The industry of human resources is ripe for innovation. Historically, it's been very focused on simply fulfilling large numbers of job applicants to employers and less focused on the quality or type of job applicant. It's also a very transactional space and
most are challenged with how to get it, "right."

Project Entrepreneur spoke with Georgene Huang, CEO and Co-Founder of The company aims to improve the workplace and lives of women by helping them get the inside scoop on pay, corporate culture, benefits and work flexibility. It also offers company ratings, job listings, discussion boards and career advice. Huang talked about how she plans to flip the world of human resources on its head and more.

Project Entrepreneur: What inspired you to start your business?
Huang: It was born from a personal experience I had while job-searching and two months pregnant. I was an executive, looking for jobs and not telling people in my interviews that I was pregnant. I wanted to ask about maternity leave policies, how much face time there was at a company and whether there were women and other mothers in senior management. Even in 2015, I felt that asking these questions outright was taboo, and meant risking negative judgement even though I was -- and remain -- incredibly career oriented.

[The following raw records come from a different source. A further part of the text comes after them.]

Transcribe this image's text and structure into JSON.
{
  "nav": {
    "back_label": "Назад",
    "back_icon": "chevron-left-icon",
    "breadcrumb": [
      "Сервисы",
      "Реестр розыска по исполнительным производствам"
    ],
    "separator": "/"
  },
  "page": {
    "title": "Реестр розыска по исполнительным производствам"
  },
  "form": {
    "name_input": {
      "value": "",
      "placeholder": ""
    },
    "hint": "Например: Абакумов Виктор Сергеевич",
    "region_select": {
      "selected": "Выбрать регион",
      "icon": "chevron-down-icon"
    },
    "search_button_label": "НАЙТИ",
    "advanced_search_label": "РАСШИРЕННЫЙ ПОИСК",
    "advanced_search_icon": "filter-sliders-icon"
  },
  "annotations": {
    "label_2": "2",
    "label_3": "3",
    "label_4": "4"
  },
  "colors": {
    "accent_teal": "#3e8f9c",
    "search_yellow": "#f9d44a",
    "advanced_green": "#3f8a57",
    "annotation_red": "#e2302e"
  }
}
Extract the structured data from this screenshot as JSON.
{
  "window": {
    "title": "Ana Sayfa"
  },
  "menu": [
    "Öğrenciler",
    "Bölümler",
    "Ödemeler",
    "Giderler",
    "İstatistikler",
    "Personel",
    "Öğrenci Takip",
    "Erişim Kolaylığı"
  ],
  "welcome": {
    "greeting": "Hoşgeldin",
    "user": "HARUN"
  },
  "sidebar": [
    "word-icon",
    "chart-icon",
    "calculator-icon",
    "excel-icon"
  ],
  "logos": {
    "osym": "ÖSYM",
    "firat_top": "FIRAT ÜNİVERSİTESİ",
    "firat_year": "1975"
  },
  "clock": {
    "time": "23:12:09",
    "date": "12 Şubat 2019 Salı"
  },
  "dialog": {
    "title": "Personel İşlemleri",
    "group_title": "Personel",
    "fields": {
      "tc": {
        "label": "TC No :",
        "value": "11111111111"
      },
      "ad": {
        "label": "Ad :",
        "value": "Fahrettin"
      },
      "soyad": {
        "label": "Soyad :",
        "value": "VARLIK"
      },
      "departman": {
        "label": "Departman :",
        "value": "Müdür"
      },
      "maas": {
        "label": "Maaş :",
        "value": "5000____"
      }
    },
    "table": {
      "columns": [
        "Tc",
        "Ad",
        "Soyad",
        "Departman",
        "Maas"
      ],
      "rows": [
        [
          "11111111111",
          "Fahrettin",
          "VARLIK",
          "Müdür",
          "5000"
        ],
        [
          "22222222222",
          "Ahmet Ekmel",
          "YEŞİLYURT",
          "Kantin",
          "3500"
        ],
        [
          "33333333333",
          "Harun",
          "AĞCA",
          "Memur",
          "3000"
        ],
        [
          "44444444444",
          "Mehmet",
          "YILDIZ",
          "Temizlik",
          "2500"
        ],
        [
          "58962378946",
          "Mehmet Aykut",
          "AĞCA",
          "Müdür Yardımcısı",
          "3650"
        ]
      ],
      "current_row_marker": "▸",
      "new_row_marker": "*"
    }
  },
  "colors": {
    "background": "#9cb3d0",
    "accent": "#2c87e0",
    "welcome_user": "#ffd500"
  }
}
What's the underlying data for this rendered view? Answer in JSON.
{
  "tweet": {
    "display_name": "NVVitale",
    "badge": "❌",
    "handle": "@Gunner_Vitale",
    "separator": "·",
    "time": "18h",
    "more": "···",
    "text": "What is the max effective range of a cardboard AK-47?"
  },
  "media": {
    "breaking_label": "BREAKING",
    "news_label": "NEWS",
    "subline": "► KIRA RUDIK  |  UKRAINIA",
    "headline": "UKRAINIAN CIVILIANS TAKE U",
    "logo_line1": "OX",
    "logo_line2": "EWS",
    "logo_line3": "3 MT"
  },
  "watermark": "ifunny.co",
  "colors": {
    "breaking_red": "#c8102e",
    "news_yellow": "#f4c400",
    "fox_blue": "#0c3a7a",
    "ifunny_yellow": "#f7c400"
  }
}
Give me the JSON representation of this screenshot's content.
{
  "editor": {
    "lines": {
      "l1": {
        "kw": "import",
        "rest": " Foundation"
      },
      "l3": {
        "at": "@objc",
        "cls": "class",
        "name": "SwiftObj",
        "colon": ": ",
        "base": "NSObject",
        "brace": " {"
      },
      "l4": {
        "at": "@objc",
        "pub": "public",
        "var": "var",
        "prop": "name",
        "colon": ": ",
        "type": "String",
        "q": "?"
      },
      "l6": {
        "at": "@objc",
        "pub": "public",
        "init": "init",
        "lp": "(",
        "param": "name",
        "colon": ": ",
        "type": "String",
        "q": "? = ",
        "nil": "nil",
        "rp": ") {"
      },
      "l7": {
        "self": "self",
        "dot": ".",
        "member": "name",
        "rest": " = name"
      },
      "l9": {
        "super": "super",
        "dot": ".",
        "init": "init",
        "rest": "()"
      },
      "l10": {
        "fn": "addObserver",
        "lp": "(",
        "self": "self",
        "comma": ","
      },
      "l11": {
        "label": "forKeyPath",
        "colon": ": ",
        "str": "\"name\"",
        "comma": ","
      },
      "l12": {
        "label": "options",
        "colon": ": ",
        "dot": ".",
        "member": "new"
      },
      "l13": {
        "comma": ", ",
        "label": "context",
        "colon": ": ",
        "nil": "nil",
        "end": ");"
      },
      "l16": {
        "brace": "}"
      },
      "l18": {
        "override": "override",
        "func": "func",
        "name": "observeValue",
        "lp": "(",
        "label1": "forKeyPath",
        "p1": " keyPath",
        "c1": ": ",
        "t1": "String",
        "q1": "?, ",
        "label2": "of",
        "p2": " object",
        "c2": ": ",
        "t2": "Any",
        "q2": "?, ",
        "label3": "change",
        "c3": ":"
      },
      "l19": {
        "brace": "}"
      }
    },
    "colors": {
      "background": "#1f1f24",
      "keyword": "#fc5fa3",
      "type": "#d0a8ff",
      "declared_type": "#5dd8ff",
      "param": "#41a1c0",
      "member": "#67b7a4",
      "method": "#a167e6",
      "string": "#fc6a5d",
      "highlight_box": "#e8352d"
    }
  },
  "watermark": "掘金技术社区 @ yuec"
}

What's been the biggest challenge you've faced so far?
In a startup, I believe there are so many potential distractions and so little time to get everything done. Therefore, I think the biggest challenge for me is not to get distracted by things that aren't really important at the end of the day. We try to keep our business KPIs very simple and clear and reinforce them to the team all the time so as not to lose sight of what matters.

What's been the greatest reward?
I've been fortunate to start a company that has a social mission to improve the workplace for women, which is in itself very fulfilling. However, what I didn't foresee as clearly was the added benefit of being able to recruit a team of colleagues who are also attracted to our social mission. That creates a common goal beyond business success and survival that has made a huge difference in terms of culture and day-to-day office camaraderie.

What's one piece of advice you'd give to another entrepreneur just starting out?
I think you have to be realistic about your odds and understand that it's not about being perfect, but about adjusting, being flexible and getting back up after any failures come your way. There are a lot of unexpected twists and turns in an entrepreneur's life and you have to be prepared or mentally ready for that reality.

This article originally appeared on the Project Entrepreneur website and has been condensed for clarity.